The last long segment of the strider's legs makes contact with the water. It is covered with tiny water-resistant hairs, angled off at about 20°, each one grooved to trap air, making a sort of cushion (or pontoon, after all) between the leg and the water. I assume that this pattern of hairs and grooves is what creates the radiating lines on the water.
The strider rows with the long middle legs, steers with the rear legs, and uses the front ones, resting on the water surface, to detect the motion of prey insects, much as a spider checks the vibrations of its web.
And here, the pattern changes:
A mating pair. Ten legs on the water.
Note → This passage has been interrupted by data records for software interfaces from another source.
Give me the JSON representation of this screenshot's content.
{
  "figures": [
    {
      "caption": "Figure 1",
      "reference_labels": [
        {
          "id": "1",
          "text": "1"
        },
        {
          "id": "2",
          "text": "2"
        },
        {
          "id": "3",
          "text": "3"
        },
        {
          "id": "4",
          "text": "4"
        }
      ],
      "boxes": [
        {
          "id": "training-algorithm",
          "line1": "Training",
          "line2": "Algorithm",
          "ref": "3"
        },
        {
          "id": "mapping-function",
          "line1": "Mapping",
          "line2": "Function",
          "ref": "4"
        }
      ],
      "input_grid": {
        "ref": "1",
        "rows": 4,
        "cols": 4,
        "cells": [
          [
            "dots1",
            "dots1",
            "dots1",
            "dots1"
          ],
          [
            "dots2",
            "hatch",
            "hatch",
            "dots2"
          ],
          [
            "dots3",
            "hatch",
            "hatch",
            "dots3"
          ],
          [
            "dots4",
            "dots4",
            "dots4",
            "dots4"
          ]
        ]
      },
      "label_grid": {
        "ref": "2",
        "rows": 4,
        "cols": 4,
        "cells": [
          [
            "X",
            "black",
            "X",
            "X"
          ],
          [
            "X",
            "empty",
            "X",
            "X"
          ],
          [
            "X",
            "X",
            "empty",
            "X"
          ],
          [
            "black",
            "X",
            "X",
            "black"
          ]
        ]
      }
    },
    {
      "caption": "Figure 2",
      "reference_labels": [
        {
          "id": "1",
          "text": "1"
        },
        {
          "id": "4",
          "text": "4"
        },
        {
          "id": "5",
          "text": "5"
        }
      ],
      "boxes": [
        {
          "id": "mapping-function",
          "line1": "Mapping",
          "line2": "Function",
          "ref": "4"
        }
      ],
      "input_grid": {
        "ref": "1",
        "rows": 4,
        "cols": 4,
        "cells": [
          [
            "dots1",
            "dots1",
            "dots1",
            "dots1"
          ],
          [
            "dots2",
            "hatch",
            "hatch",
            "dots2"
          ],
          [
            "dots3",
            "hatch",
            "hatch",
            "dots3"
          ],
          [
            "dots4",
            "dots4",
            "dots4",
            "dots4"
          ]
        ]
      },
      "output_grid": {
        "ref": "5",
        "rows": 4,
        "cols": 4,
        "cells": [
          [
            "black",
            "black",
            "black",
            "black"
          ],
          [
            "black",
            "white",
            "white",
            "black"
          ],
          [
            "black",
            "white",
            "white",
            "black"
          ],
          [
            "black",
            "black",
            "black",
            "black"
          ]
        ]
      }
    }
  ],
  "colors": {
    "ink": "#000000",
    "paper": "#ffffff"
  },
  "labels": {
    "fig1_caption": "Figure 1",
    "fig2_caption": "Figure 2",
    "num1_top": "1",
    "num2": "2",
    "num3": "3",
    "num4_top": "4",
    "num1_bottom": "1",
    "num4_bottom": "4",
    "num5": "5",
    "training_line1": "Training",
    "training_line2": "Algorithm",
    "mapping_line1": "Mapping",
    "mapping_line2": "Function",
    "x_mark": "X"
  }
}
Two used to hold the female.
Cruising down the river on a Sunday afternoon,With one you love, the sun above, waiting for the moon.The old accordian playing a sentimental tune,Cruising down the river on a Sunday afternoon.The birds above all sing of love, a gentle sweet refrain;The trees around all make a sound like softly falling rain.Two of us together, we'll plan a honeymoonCruising down the river on a Sunday afternoon.
A tangle of legs in another pair.
About half of our photos showed mating striders. But it wasn't quite as peaceful as in the old song; female water striders are not easily convinced. The males want the honeymoon; guarding their mate to prevent other males from fertilizing their chosen female. But this endangers the females, opening them up to attacks from backswimmers, so they resist. (I wrote about this in "The Case of the Reluctant Brides".)
"Don't go yet!"
In the next photo of the couple, she has broken away and is sitting on the rock, safe for now from further attentions.
Some interesting pages on striders:
Bug of the Month, "Water Striders"
Flickr, by Tommok (photo plus a discussion of the leg structure)
National Geographic; "Robot Helps Show That Water Striders 'Row" on H2O"